YOUR ASSIGNMENT
Please copy each line below that contains the word "一键锁屏".

:: EXERCISE INPUT ::

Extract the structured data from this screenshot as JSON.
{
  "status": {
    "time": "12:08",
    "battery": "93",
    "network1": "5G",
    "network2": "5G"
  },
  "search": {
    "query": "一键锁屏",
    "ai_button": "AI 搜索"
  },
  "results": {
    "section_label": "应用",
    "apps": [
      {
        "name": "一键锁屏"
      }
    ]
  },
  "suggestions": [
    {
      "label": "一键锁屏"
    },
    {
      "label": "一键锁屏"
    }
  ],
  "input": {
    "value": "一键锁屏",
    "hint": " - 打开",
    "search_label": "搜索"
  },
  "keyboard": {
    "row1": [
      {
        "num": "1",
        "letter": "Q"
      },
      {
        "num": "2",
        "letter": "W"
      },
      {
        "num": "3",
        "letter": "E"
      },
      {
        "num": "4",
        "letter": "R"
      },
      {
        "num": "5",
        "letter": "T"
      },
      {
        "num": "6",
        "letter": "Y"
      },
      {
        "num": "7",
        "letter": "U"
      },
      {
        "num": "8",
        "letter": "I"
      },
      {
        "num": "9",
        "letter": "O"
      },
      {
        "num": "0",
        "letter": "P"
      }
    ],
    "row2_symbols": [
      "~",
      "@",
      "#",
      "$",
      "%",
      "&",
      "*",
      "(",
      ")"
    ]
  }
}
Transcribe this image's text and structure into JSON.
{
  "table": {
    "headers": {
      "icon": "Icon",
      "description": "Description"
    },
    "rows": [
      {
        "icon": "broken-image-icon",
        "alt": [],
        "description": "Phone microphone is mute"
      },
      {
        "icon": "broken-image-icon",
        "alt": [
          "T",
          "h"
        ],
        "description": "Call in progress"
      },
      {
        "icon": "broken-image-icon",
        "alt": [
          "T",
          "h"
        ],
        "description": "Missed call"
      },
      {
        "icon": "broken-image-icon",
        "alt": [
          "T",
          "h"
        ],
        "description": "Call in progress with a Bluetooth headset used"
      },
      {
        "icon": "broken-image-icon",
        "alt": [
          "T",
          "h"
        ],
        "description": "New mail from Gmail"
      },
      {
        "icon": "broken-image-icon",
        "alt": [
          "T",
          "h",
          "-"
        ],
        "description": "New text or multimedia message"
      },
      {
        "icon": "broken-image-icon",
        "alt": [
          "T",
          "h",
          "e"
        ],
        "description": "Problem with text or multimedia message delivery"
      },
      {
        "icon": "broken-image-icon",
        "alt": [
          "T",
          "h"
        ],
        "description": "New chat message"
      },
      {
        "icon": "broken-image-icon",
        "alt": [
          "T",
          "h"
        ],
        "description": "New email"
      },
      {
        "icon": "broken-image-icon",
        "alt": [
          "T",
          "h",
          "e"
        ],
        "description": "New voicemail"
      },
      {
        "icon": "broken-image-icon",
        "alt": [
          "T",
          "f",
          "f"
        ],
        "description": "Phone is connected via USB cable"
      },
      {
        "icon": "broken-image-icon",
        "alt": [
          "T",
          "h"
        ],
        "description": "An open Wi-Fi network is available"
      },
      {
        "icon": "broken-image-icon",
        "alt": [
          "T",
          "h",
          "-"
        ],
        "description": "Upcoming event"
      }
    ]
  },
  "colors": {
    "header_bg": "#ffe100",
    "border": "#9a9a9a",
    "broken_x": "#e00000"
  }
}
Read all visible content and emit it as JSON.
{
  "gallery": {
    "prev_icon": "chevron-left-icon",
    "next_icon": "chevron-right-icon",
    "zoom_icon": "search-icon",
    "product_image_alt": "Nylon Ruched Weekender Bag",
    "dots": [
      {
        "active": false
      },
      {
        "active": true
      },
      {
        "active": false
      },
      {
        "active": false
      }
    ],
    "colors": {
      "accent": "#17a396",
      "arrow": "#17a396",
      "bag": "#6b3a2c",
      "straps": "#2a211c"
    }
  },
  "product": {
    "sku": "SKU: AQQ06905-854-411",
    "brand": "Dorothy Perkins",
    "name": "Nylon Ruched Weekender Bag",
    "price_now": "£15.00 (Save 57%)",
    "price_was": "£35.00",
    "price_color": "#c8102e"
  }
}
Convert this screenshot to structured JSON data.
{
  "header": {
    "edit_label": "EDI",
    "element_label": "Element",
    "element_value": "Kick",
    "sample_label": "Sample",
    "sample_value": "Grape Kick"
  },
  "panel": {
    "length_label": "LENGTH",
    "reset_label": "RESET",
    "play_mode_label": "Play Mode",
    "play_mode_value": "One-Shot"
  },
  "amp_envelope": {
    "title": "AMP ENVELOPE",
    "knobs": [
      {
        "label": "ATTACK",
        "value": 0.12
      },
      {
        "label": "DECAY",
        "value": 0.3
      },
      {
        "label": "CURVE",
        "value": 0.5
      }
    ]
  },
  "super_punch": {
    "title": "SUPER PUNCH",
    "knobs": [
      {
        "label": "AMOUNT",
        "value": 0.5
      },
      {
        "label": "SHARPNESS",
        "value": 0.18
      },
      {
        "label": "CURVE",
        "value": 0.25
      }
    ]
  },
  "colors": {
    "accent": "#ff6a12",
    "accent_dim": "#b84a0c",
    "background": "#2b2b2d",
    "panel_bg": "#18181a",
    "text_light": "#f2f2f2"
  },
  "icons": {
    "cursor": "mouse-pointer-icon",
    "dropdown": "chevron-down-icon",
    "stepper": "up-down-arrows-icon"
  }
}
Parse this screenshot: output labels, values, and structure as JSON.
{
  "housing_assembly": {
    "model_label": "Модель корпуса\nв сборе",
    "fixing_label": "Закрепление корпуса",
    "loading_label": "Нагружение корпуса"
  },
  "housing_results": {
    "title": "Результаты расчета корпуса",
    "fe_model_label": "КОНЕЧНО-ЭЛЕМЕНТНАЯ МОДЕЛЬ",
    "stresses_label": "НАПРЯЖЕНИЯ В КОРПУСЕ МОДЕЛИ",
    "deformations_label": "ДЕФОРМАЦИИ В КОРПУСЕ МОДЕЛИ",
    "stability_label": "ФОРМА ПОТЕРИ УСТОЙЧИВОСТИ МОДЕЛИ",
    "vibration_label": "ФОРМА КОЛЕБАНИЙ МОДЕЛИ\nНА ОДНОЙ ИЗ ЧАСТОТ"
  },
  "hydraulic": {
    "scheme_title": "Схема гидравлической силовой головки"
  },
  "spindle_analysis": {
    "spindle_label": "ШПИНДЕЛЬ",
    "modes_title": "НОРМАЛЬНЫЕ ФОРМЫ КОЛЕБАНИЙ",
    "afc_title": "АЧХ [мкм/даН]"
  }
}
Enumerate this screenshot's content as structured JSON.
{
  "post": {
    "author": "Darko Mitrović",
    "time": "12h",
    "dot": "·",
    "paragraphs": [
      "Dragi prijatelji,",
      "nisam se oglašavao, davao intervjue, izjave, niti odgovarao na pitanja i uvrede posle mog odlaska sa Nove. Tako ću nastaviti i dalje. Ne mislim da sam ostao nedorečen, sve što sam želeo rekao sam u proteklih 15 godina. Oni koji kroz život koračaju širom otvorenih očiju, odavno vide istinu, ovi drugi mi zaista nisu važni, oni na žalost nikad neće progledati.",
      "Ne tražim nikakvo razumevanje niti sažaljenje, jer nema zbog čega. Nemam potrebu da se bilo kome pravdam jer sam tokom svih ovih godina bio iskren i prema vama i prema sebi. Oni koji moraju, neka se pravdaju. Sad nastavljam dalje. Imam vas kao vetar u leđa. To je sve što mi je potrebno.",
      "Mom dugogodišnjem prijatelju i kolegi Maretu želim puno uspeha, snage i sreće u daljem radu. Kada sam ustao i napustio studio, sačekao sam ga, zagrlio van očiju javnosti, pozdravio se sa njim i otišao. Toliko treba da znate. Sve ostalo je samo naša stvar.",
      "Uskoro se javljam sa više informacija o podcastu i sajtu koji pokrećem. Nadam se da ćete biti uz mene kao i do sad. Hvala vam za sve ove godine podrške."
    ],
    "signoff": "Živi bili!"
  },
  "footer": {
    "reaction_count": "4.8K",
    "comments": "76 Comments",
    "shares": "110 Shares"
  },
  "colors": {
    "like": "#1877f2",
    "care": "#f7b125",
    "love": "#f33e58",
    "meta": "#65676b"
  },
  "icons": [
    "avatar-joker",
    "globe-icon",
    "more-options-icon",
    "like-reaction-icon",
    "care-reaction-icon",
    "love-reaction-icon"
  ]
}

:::

ANSWER AREA
    "query": "一键锁屏",
        "name": "一键锁屏"
      "label": "一键锁屏"
      "label": "一键锁屏"
    "value": "一键锁屏",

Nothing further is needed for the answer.